Are you feeling anxious, angry, scared, unsettled, or unsafe?
With all that is happening in our world today, it’s not surprising if you can choose at least one of these words to describe how you are feeling—if not all of them. You may not be aware of how on edge you really are until some small event causes you to react in a way that isn’t healthy or that you may regret. Ever hear of road rage? Of someone “lashing out” in anger?
One of the first things I introduce to my clients is the window of tolerance (WOT). It’s something we refer to and use often in our sessions. Especially now, many of my clients feel anxious, angry, and/or are grieving. I’m constantly reminded of how useful the WOT is, and I’d like to share it with you.
Below is a terrific visual to help you see how it works and why I think it’s important for everyone to be aware of it. (You can click on the image to make it larger.)
This concept was first introduced by Dr. Dan Siegel.
You’ll notice the word trauma is used in the chart. Trauma is on a spectrum and what is a trauma to you might not be to someone else and vice versa. What matters is how an event affects you!
When something happens that triggers you out of the WOT your brain perceives it as danger and your survival instinct—the fight, flight, or freeze response, takes over. The fight/flight response causes hyper-arousal (above the window) and the freeze response elicits hypo-arousal (below the window). When this innate instinct takes over, your pre-frontal cortex, the thinking, logical part of your brain shuts down. You aren’t able to think logically, you can only feel and react.

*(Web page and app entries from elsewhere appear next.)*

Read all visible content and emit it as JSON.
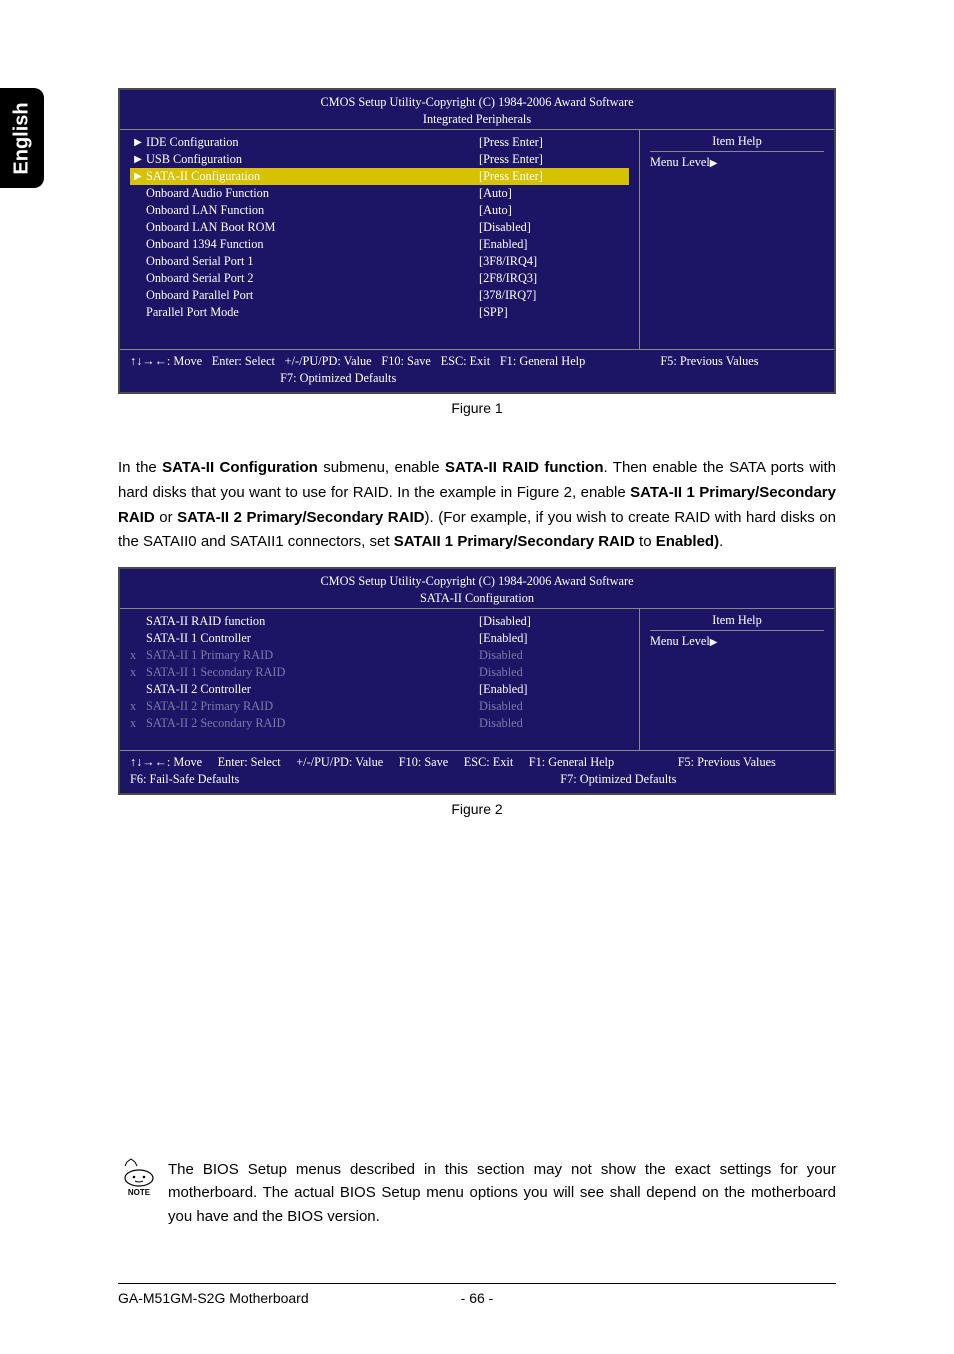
{
  "sideTab": "English",
  "bios1": {
    "title1": "CMOS Setup Utility-Copyright (C) 1984-2006 Award Software",
    "title2": "Integrated Peripherals",
    "rows": [
      {
        "arrow": "▶",
        "label": "IDE Configuration",
        "value": "[Press Enter]"
      },
      {
        "arrow": "▶",
        "label": "USB Configuration",
        "value": "[Press Enter]"
      },
      {
        "arrow": "▶",
        "label": "SATA-II Configuration",
        "value": "[Press Enter]",
        "hl": true
      },
      {
        "arrow": "",
        "label": "Onboard Audio Function",
        "value": "[Auto]"
      },
      {
        "arrow": "",
        "label": "Onboard LAN Function",
        "value": "[Auto]"
      },
      {
        "arrow": "",
        "label": "Onboard LAN Boot ROM",
        "value": "[Disabled]"
      },
      {
        "arrow": "",
        "label": "Onboard 1394 Function",
        "value": "[Enabled]"
      },
      {
        "arrow": "",
        "label": "Onboard Serial Port 1",
        "value": "[3F8/IRQ4]"
      },
      {
        "arrow": "",
        "label": "Onboard Serial Port 2",
        "value": "[2F8/IRQ3]"
      },
      {
        "arrow": "",
        "label": "Onboard Parallel Port",
        "value": "[378/IRQ7]"
      },
      {
        "arrow": "",
        "label": "Parallel Port Mode",
        "value": "[SPP]"
      }
    ],
    "help1": "Item Help",
    "help2": "Menu Level",
    "foot": {
      "move": "↑↓→←: Move",
      "enter": "Enter: Select",
      "pupd": "+/-/PU/PD: Value",
      "f10": "F10: Save",
      "esc": "ESC: Exit",
      "f1": "F1: General Help",
      "f5": "F5: Previous Values",
      "f7": "F7: Optimized Defaults"
    }
  },
  "caption1": "Figure 1",
  "para1": {
    "t1": "In the ",
    "b1": "SATA-II Configuration",
    "t2": " submenu, enable ",
    "b2": "SATA-II RAID function",
    "t3": ". Then enable the SATA ports with hard disks that you want to use for RAID. In the example in Figure 2, enable ",
    "b3": "SATA-II 1 Primary/Secondary RAID",
    "t4": " or ",
    "b4": "SATA-II 2 Primary/Secondary RAID",
    "t5": "). (For example, if you wish to create RAID with hard disks on the SATAII0 and SATAII1 connectors, set ",
    "b5": "SATAII 1 Primary/Secondary RAID",
    "t6": " to ",
    "b6": "Enabled)",
    "t7": "."
  },
  "bios2": {
    "title1": "CMOS Setup Utility-Copyright (C) 1984-2006 Award Software",
    "title2": "SATA-II Configuration",
    "rows": [
      {
        "x": "",
        "label": "SATA-II RAID function",
        "value": "[Disabled]"
      },
      {
        "x": "",
        "label": "SATA-II 1 Controller",
        "value": "[Enabled]"
      },
      {
        "x": "x",
        "label": "SATA-II 1 Primary RAID",
        "value": "Disabled",
        "dim": true
      },
      {
        "x": "x",
        "label": "SATA-II 1 Secondary RAID",
        "value": "Disabled",
        "dim": true
      },
      {
        "x": "",
        "label": "SATA-II 2 Controller",
        "value": "[Enabled]"
      },
      {
        "x": "x",
        "label": "SATA-II 2 Primary RAID",
        "value": "Disabled",
        "dim": true
      },
      {
        "x": "x",
        "label": "SATA-II 2 Secondary RAID",
        "value": "Disabled",
        "dim": true
      }
    ],
    "help1": "Item Help",
    "help2": "Menu Level",
    "foot": {
      "move": "↑↓→←: Move",
      "enter": "Enter: Select",
      "pupd": "+/-/PU/PD: Value",
      "f10": "F10: Save",
      "esc": "ESC: Exit",
      "f1": "F1: General Help",
      "f5": "F5: Previous Values",
      "f6": "F6: Fail-Safe Defaults",
      "f7": "F7: Optimized Defaults"
    }
  },
  "caption2": "Figure 2",
  "noteLabel": "NOTE",
  "noteText": "The BIOS Setup menus described in this section may not show the exact settings for your motherboard. The actual BIOS Setup menu options you will see shall depend on the motherboard you have and the BIOS version.",
  "footer": {
    "left": "GA-M51GM-S2G Motherboard",
    "center": "- 66 -"
  }
}
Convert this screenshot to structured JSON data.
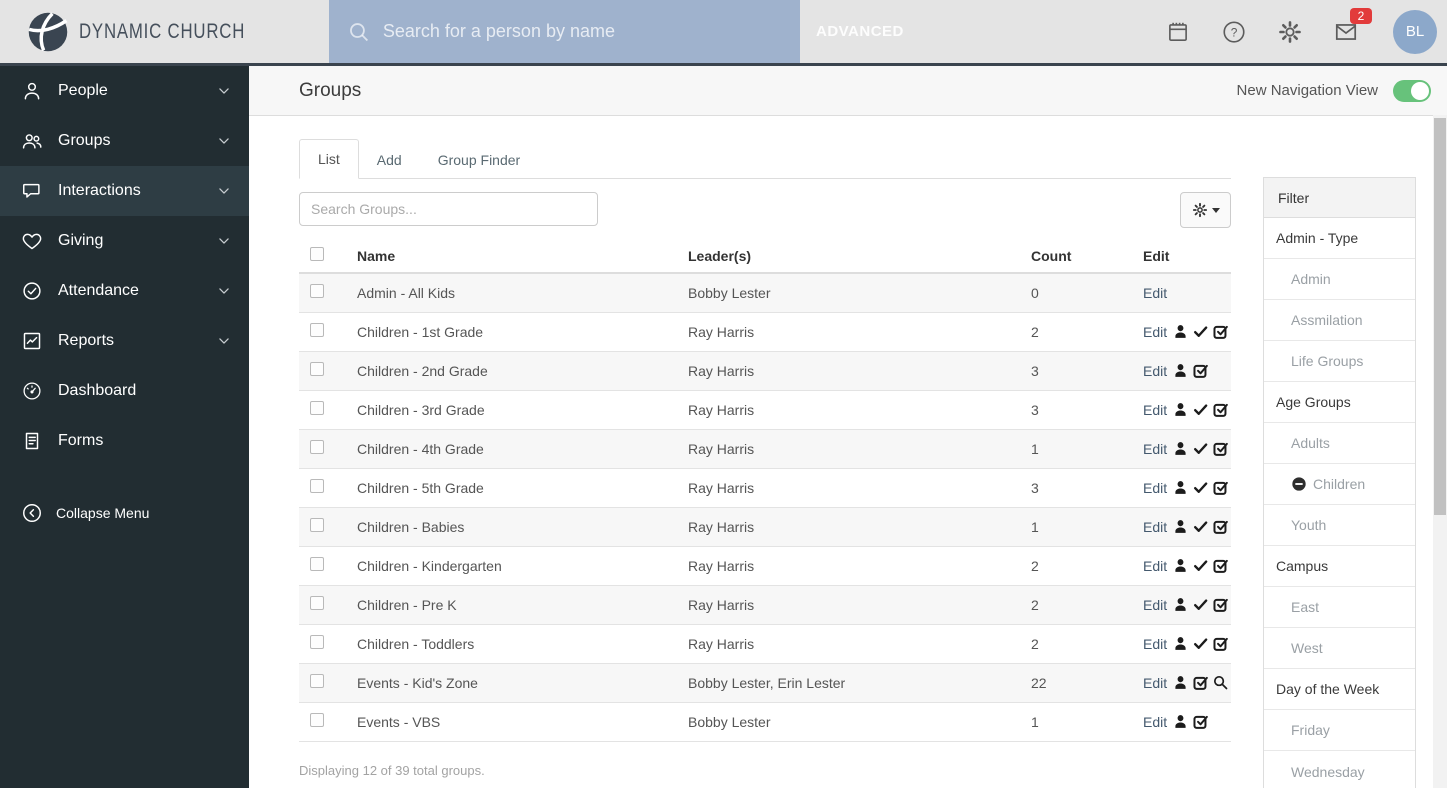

This is why people can suddenly “snap” and lash out in anger at something that may seem innocuous at other times. Pent-up anxiety and anger can cause this. We’ve all heard, or have said ourselves, “I don’t know what came over me.”
If you look at the WOT chart you see the optimal zone of arousal (the ability to feel and think at the same time). Ideally, this is where we’d like to be all the time. If you’re becoming hyper-aroused, your breathing may become rapid and shallow or you might feel your heart begin to race. Conversely, you may feel avoidant or want to zone out if you’re becoming hypo-aroused. Listen to your body—it will tell you if the window is closing.
So what can you do to stay in the window? Or bring yourself back into it?
There are many options, but the first thing I’d recommend is to take a deep slow breath in. Then exhale all the way, counting if you can. Do this several times. Think of the old adage: count to ten before you respond. Once you become familiar with the WOT, you can gain the ability to become aware that you’ve been triggered by something (which happens in seconds).
Many of my clients keep a copy of the WOT on their refrigerator or take a photo to keep on their phones for reference.
I hope this is helpful for you, too.
Wishing you peace and calm.